“About 10% of applicants of each recruitment drive are successful and sent for training on their first steps to becoming a Singapore Girl,” the report added.
Ashley Hong left SIA after less than two years in 2011 because she was pregnant.
Although she believes pregnant crew should be stopped from flying for their safety, she wishes she had been given the option to stay with the company.
“I suppose when we all signed up for this job, it was with the deep knowing that the job had its limitations and an expiry date should we become pregnant,” Ms Hong says.
“Knowing it was an eventual outcome left no room for feelings of unhappiness of any sort.”

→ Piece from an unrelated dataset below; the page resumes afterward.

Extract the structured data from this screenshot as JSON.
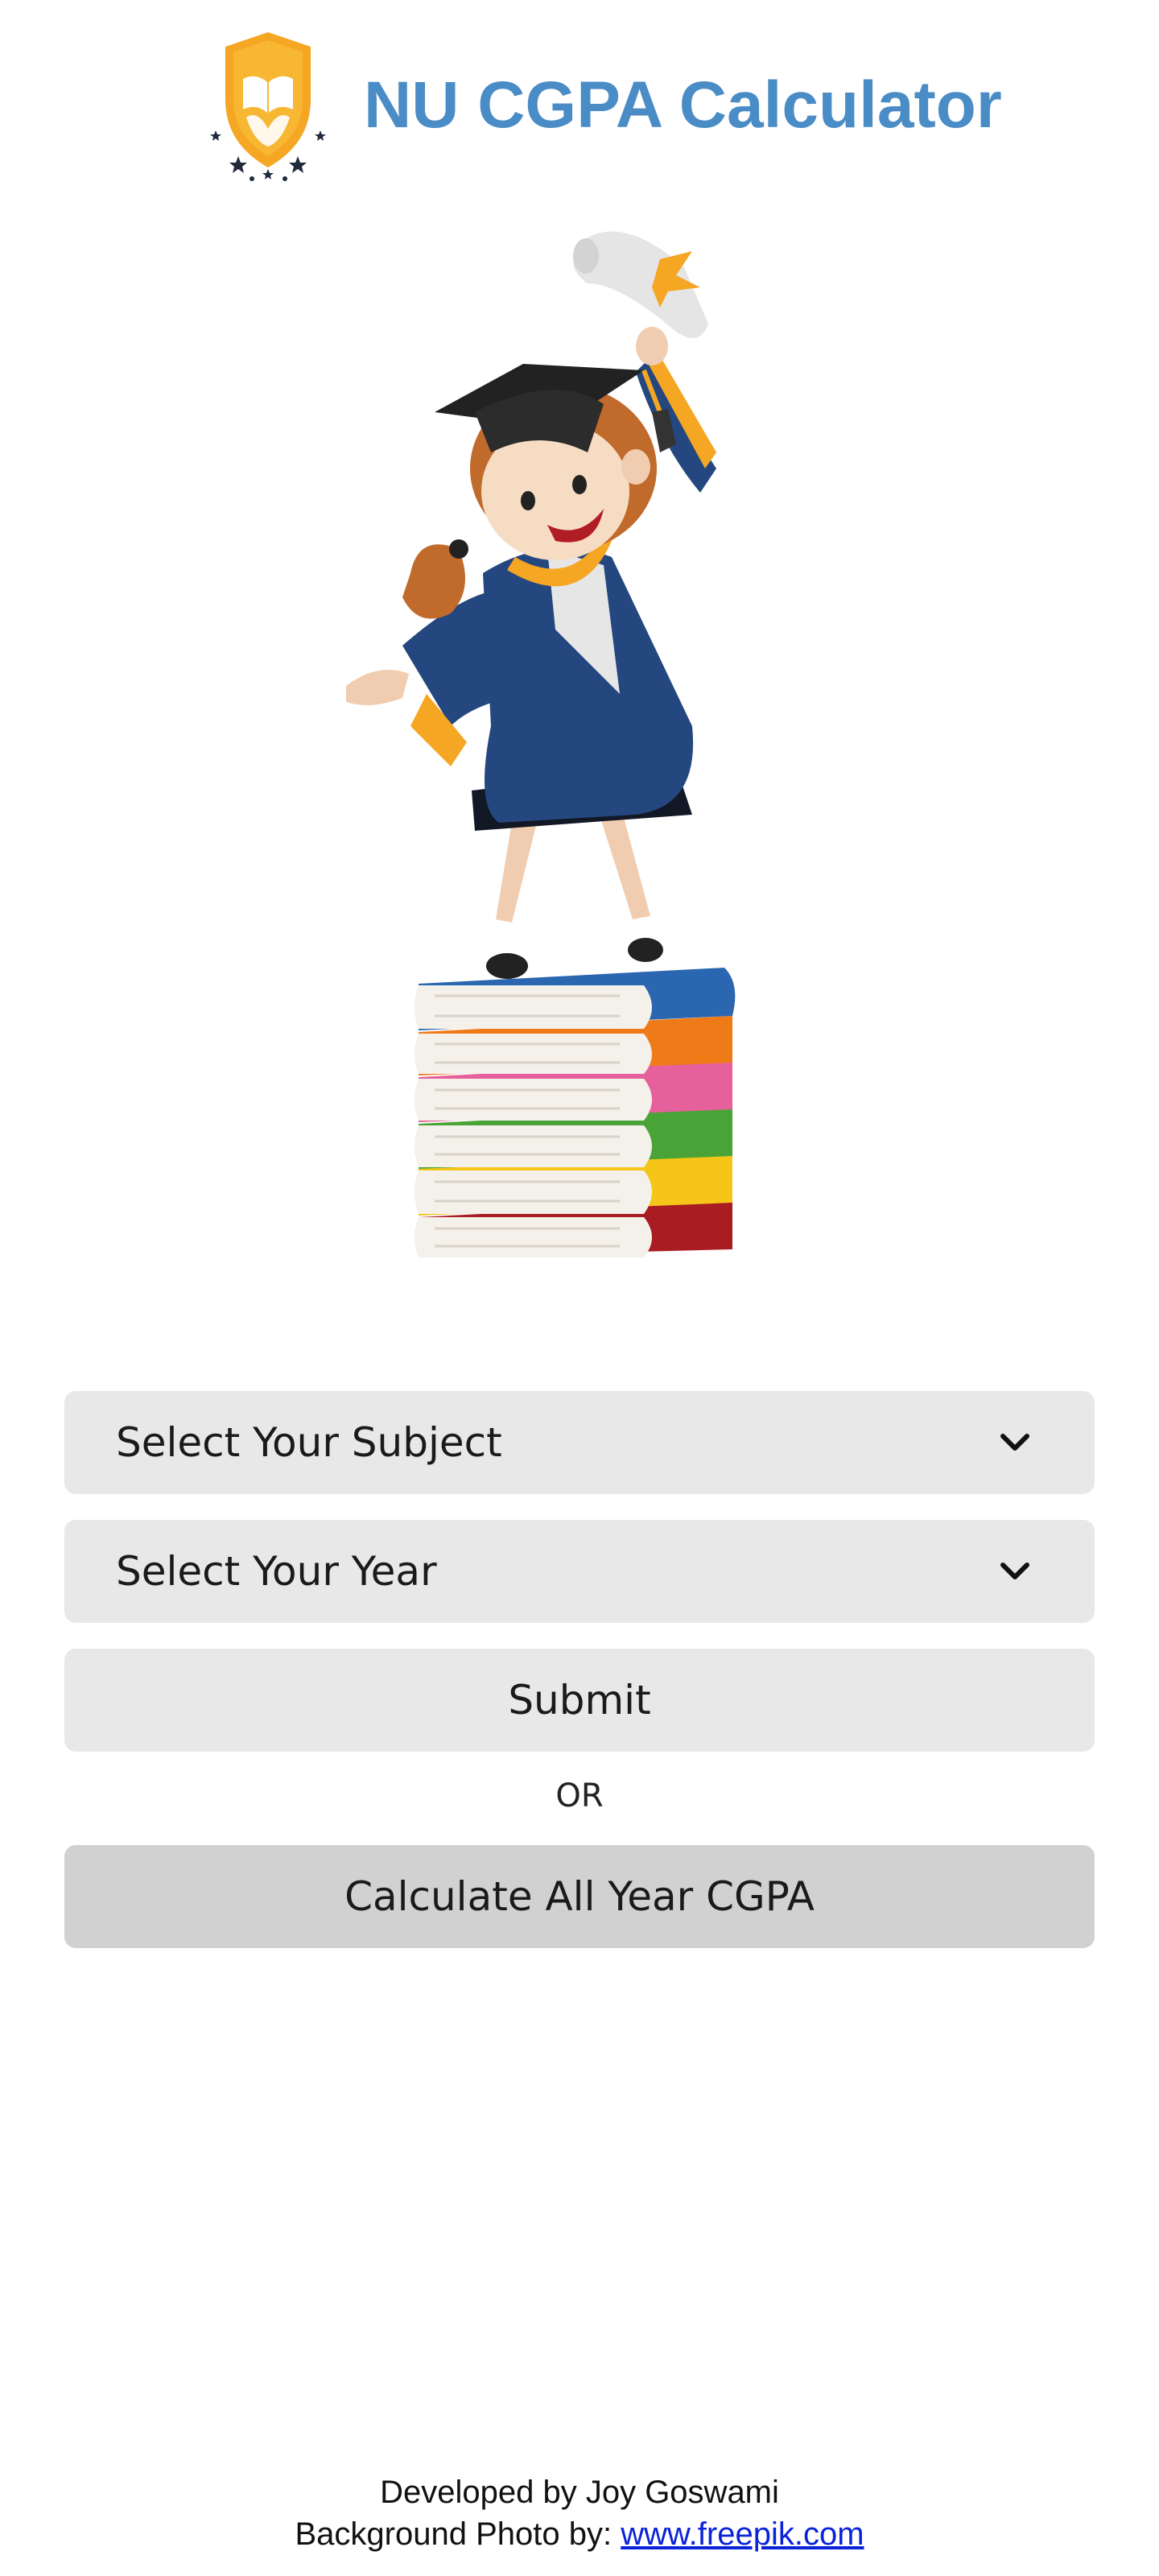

‘Discriminatory and sexist’
Singapore’s Association of Women for Action and Research (Aware) has spoken up against the practice for over a decade. The group said it had received complaints from flight crew who were forced to quit.
“It was absolutely unacceptable for SIA to require employees to resign when they were pregnant. It was discriminatory and sexist,” Aware’s executive director Corinna Lim told the BBC.
“Even if it is somehow legal, the practice clearly goes against the spirit of the maternity protection laws that exist in Singapore to enable mothers to pursue careers and earn a living,” she adds.
Back in 2010, SIA said it required pregnant flight crew to resign because “the physical demands of the job mean that all our cabin crew must be fit to perform their duties”.
“As a responsible employer, we would not think of compromising the physical well-being of pregnant crew and their unborn children,” the airline said in a response published in Singapore’s Straits Times newspaper.
“Our cabin crew are on five-year contracts, rather than on permanent terms, and it is for the reasons stated above that the employment of female crew ceases after the first trimester of a pregnancy,” it added.
The International Air Transport Association (Iata), the industry’s trade body, told the BBC it has no recommendations on the policy because “these are HR (human resources) policies by individual companies”.
Other major airlines have not required pregnant cabin crew to resign.
Pregnant crew working at British Airways, Qatar Airways and Qantas are offered jobs on the ground.
Meanwhile, crew working for Cathay Pacific, Hong Kong’s national carrier, “may choose to take up paid ground duties or go on unpaid leave until the start of their statutory maternity leave”.
“After the completion of their leave, cabin crew can return to flying duties when they have successfully passed the relevant safety training courses. These policies have been in place for over a decade,” the airline says.
Ms Lim is still concerned that SIA’s requirements when it comes to flight attendants’ appearance, which include a prescribed Body Mass Index (BMI) range “may further restrict the opportunities for anyone – returning mother or no – who does not fit into the company’s requirements”.
SIA said in response that it maintains “the same grooming standards for all our cabin crew”.
In 2021 Singapore’s Prime Minister Lee Hsien Loong said the city state planned to enshrine its guidelines on workplace discrimination into law.
“Philosophically, writing [the] guidelines into the law is a major move. It signals that we do not tolerate discrimination at workplaces,” Mr Lee said.
He added that a tribunal will be created to tackle discrimination over gender, nationality, age, race, religion and disability.
“The workplace has changed radically in recent years. It has forced a ground-up rethink within organisations around what kinds of policies are acceptable,” says Mr Ding.
“This is very much a by-product of the war for talent, with companies scrambling to attract the brightest and the best to work for them,” he adds.
Ms Fu, who currently works in the pharmaceutical industry, welcomed the change.
She says she missed out on a S$15,000 ($10,964; £9,137) bonus, which SIA awarded for every five years of service, because of her pregnancy.
“I’m lucky because my parents and parents-in-law were supportive. It would have been worse if I didn’t have that,” Ms Fu says.
“As a national carrier, SIA should really be supporting women with young families. If there was better support, I might have stayed on.”